As a Protestant denomination, Presbyterians recognize and take part in two sacraments: Communion and Baptism.
Communion, also known as the Lord’s Supper or the Eucharist, commemorates the last meal Jesus shared with his disciples before his death on the cross and resurrection on Easter.
In his letter to the Corinthians, the apostle Paul wrote, “For I received from the Lord what I also handed on to you, that the Lord Jesus on the night when he was betrayed took a loaf of bread, and when he had given thanks, he broke it and said, ‘This is my body that is for you. Do this in remembrance of me.’ In the same way he took the cup also, after supper, saying, ‘This cup is the new covenant in my blood. Do this, as often as you drink it, in remembrance of me.’ For as often as you eat this bread and drink the cup, you proclaim the Lord’s death until he comes.”
For Presbyterians, communion is a service of remembrance. The body is bread, and the blood is juice. At First Presbyterian Church of Santa Clara, we use grape juice instead of wine, and all are welcome to join in the eating, drinking, and remembering. You don’t need to be a member of our church or a Presbyterian in order to celebrate Christ Jesus with us. Join us on the first Sunday of every month as we remember and celebrate what our Lord Jesus did for us all.

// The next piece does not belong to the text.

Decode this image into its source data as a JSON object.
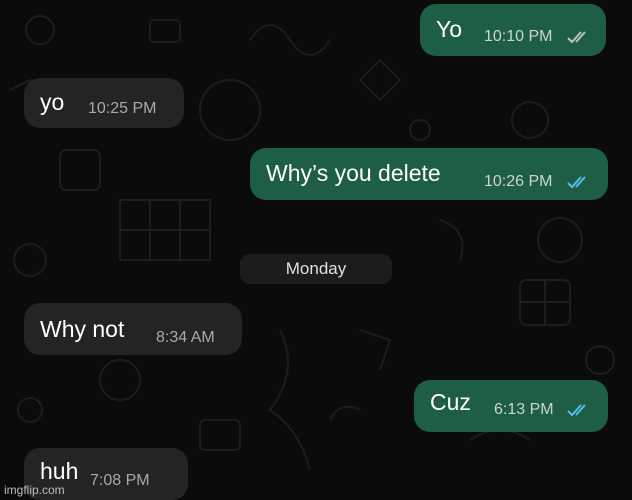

Baptism within the Presbyterian Church is a “covenant baptism,” which is to say that it acknowledges not that we have chosen God, but that God has chosen us. Because of this, Presbyterians are able to baptize infants if the parents choose to do so. We accept the baptisms of all other churches, because there is only one baptism which is by God through Christ and the Holy Spirit.
If you are interested in being baptized, have an infant / child you wish to have baptized, or would simply like more information about this beautiful sacrament, please contact us.
Pastor Dennis Woodsmall offers insights during his sermons which have an overarching focus on the reason for Christ’s restorative ministry, which is to make people free, whole, and intimate with God. Pastor’s prayerful study of the Word and conversational preaching style have developed throughout his many years of service to Christ.
Each week, two readings are presented, one taken from the Old Testament and the other from the New Testament. Each is selected with an eye towards the title of the week’s sermon, with sermon topics fitting into the larger subject study which is covered over a number of successive weeks. (To listen to Pastor’s sermons on various subjects, visit our sermons page…).
Pastor desires to see disciples being brought up and encouraged. A true Christian disciple is a believer in Christ who possesses new life through the indwelling of the Holy Spirit. A Christian who loves Christ will be an obedient disciple (John 14:15). Paul describes the reality of being a Christian disciple in this way:
I have been crucified with Christ and I no longer live, but Christ lives in me. The life I live in the body, I live by faith in the Son of God, who loved me and gave himself for me.
Jesus himself directs us in this task:
All authority in heaven and on earth has been given to Me. Therefore go and make disciples of all nations, baptizing them in the name of the Father and of the Son and of the Holy Spirit, and teaching them to obey everything I have commanded you. And surely I am with you always, to the very end of the age.